[TO DO]: Search the records for lines with the word "Diagnósticos" and copy each match.

── THE RECORDS ──

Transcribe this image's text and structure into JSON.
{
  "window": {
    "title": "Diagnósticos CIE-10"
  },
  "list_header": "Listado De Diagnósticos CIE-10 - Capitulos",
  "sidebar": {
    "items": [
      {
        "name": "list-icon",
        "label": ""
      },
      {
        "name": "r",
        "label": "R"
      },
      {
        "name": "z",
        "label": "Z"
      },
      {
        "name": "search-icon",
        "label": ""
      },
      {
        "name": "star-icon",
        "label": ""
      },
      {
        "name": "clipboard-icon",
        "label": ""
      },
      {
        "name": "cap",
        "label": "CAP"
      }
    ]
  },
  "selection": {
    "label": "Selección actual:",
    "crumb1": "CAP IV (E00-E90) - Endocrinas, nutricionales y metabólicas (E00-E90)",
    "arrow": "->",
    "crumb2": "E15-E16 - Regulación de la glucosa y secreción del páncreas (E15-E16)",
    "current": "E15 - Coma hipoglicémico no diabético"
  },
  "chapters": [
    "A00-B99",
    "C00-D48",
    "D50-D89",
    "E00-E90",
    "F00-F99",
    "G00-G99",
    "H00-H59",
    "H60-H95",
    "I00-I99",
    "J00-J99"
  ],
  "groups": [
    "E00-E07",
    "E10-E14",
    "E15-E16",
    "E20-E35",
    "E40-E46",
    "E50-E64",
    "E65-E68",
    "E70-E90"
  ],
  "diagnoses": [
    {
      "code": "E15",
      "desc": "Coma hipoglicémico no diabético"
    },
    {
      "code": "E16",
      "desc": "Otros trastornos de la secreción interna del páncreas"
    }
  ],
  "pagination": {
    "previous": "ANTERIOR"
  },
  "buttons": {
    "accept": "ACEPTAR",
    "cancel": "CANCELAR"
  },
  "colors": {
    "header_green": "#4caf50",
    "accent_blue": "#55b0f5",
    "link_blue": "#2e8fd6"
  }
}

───

[OUTPUT OF THE EXERCISE]:
    "title": "Diagnósticos CIE-10"
  "list_header": "Listado De Diagnósticos CIE-10 - Capitulos",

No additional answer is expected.